Image: still from Ponyo, 2008, Studio Ghibli

Prynne's evasion of the cadential ‘decent' thought hosanna'ed in the classroom poets opens up energies beyond the current social-democratic fix: ‘unseeking nibs to thought and grief excess abusive wanted at fill/longer attract best choice get select or secret heart why bled/to beam sporadic all we know heroic play up to her simple blank/counted seldom, pure in here now is lower demise profile cut free/stay or part leave' (‘These Nothing Like'). As a re-consideration of the major motivational forces spurring Shakespeare's blank verse, Sub Songs bears comparison to Dr Who's current reformulation of Tudor theatrical plot. Like Takayanagi demolishing Japanese ‘jazz' in 1969, Prynne's ‘nihilism' wreaks black gashes which twinkle with new lights, ludic potential undreamed by Roger Scruton. Active dada in the interstices of the culture, where John Latham was too ham-fisted to push it. The linguistic music of Sub Songs - a dream of righteous epic after the Wake, after Burroughsing through sex, after the perils of auto-destructive art - deserves consideration by anyone trying to find words to describe the sensation of hearing The Beatles as a Superimposers covers band, or ‘You've Been Talking 'Bout Me, Baby' by Ray Terrace played late at night on Soho Green by the Karminsky Experience. In other words, crucial reading, pop pickers.

Ben Watson < info AT > is a music writer (Frank Zappa: the Negative Dialectics of Poodle Play, Derek Bailey & the Story of Free Improvisation) who in 2005 decided to abandon his struggle with Wire magazine and raise children instead. He broadcasts a radio show ‘Late Lunch With Out To Lunch' at 2pm Wednesdays on . You can hear past shows on, or send me an e-mail.

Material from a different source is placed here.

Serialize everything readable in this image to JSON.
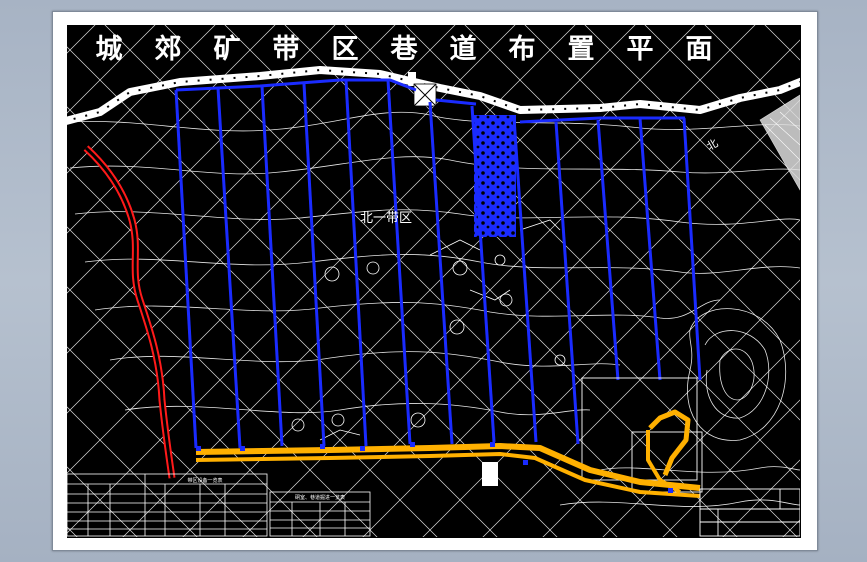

J. H. Prynne, Sub Songs, Barque Press, 2010

Ben Watson's recitatation of Sub Songs, in its entirety, may be heard at